Spokane, Washington  Est. May 19, 1883

They’re coming for you! Not all zombie films are created equal – here are seven worth watching

For nearly a century, zombie films (and various other media) have held a strange but enduring place in our hearts. Whatever the reason for the continued fascination, not all zombie films are created equal. Here’s a list of seven worth watching.

“White Zombie” (1932)

Heavily based on the myth of voodoo reanimation, Victor Halperin’s “White Zombie” is considered the first feature-length zombie film. An engaged couple visiting “the West Indies” stumble across a funeral – the villagers seem to be burying a body in the middle of the road. Why? Because it’s the easiest way to discourage graverobbers. “White Zombie” is available on YouTube.

“Night of the Living Dead” (1968)

“They’re coming for you, Barbra.” Although “zombie” never appears in the script, George A. Romero and John Russo’s “Night of the Living Dead” has more or less defined the word. The film follows a young woman named Barbra, a man named Ben and a group of strangers as they find themselves trapped and surrounded by a hoard of reanimated corpses led by a strange man from a nearby cemetery. “Night of the Living Dead” is available on Tubi.

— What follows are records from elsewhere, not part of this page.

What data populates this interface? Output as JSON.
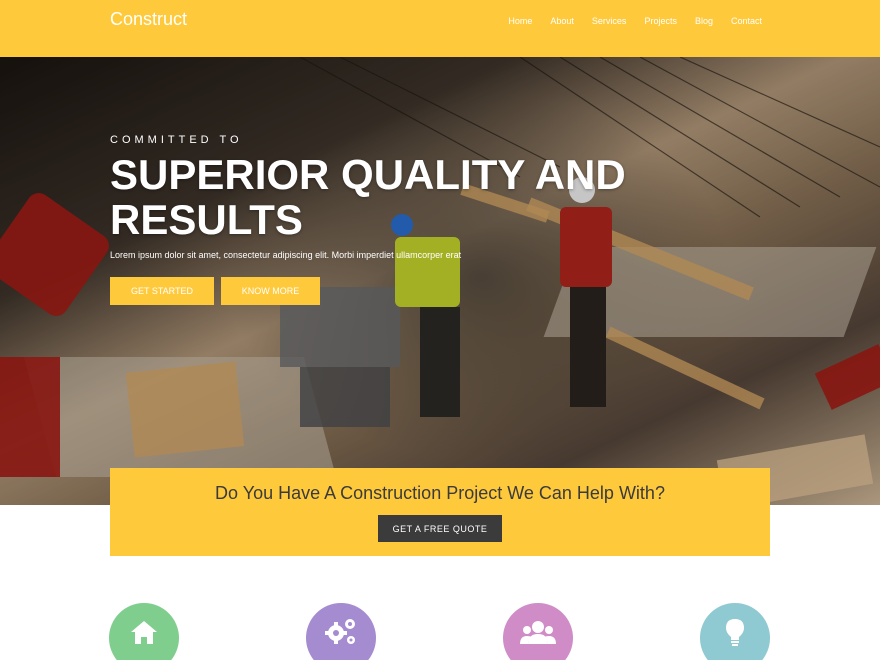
{
  "header": {
    "brand": "Construct",
    "nav": [
      "Home",
      "About",
      "Services",
      "Projects",
      "Blog",
      "Contact"
    ]
  },
  "hero": {
    "eyebrow": "COMMITTED TO",
    "headline_line1": "SUPERIOR QUALITY AND",
    "headline_line2": "RESULTS",
    "subtext": "Lorem ipsum dolor sit amet, consectetur adipiscing elit. Morbi imperdiet ullamcorper erat",
    "buttons": {
      "primary": "GET STARTED",
      "secondary": "KNOW MORE"
    }
  },
  "quote": {
    "title": "Do You Have A Construction Project We Can Help With?",
    "button": "GET A FREE QUOTE"
  },
  "features": [
    {
      "icon": "home-icon",
      "color": "#7fce8d"
    },
    {
      "icon": "gears-icon",
      "color": "#a58bd0"
    },
    {
      "icon": "users-icon",
      "color": "#cf8cc6"
    },
    {
      "icon": "lightbulb-icon",
      "color": "#8fc9d2"
    }
  ],
  "colors": {
    "accent": "#ffc93c",
    "dark_button": "#3b3b3b",
    "white": "#ffffff"
  }
}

“Dead Alive” (1993)

Set in Wellington, New Zealand, “Dead Alive” – also titled “Braindead” – was an early project for “The Lord of the Rings” director Peter Jackson and co-writer Fran Walsh. Lionel’s domineering mother, Vera, suddenly dies after being bitten by an illegally imported Sumatran rat-monkey. When her corpse reanimates shortly after, Lionel struggles to keep the situation under control, but it isn’t long before Vera’s crazed killing spree begins leaving dogs, nurses, friends and neighbors in her wake. “Braindead” is available on Amazon Prime Video.

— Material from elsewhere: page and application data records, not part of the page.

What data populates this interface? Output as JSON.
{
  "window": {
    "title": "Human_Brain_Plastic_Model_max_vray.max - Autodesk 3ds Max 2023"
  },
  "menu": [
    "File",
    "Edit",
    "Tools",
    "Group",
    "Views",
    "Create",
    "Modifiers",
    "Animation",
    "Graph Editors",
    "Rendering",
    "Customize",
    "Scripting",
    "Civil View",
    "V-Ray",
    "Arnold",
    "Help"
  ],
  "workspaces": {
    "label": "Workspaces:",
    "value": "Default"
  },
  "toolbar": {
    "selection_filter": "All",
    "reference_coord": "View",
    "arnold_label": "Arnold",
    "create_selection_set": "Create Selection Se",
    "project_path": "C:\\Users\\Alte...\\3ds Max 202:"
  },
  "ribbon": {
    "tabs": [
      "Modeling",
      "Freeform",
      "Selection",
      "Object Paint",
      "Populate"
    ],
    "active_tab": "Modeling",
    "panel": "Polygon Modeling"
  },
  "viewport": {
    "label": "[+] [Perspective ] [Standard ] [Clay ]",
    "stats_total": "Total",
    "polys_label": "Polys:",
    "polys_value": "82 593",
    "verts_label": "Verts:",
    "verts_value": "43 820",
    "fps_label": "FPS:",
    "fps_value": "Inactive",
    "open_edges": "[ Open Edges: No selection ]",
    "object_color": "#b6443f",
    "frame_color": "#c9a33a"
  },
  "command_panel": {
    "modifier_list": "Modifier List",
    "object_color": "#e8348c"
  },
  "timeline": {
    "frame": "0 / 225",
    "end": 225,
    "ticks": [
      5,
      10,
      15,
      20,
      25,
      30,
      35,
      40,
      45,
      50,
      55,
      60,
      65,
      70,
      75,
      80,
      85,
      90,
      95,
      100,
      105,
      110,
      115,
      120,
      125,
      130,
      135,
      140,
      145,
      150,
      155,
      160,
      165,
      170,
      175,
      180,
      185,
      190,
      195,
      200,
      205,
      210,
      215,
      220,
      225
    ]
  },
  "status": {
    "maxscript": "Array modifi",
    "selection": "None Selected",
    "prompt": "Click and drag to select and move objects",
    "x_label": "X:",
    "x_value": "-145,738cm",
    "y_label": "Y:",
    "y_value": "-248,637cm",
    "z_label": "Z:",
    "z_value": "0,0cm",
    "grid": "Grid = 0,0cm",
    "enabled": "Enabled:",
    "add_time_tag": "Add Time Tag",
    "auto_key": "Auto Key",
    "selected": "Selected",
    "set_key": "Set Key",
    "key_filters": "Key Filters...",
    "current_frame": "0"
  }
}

“Cemetery Man” (1994)

Rupert Everett stars as Francesco Dellamorte, an Italian cemetery caretaker forced to kill reanimating corpses a second time to prevent them from prowling the land as zombies. An outcast with only his mentally handicapped assistant, Gnaghi (François Hadji-Lazaro), for company, Francesco spends most of his time alone. He falls hopelessly in love with a young widow (Anna Falchi), but the pair are irrevocably separated when her dead husband rises from his grave. “Cemetery Man” is available on Vudu.

“28 Days Later” (2002)

The U.K. is overrun by the infected just 28 days after a mysterious viral breakout. A group of survivors band together in search of safety. But the likelihood of their surviving another 28 days seems slim to none. “28 Days Later” is available on Hulu.

“Dawn of the Dead” (2004)

Adapted from Romero’s 1978 film of the same name, “Dawn of the Dead” follows a nurse, police officer, young married couple and salesman, among others, as they flee the rising tide of a zombie epidemic. The group attempts to hide out in a shopping mall, but their barricades can only hold for so long. “Dawn of the Dead” is available on Amazon Prime Video.

“Shaun of the Dead” (2004)

Departing from the rest of the list in a major way, “Shaun of the Dead” approaches the zombie horror genre with a comedian’s eye. Shaun (Simon Pegg), a less-than-enthusiastic electronics salesman, finds his boring life suddenly interrupted when he realizes he’s been living in the middle of a zombie apocalypse for days without noticing. The city is overrun, but with his best friend Ed (Nick Frost) by his side, Shaun just might make it through. “Shaun of the Dead” is available on Hulu.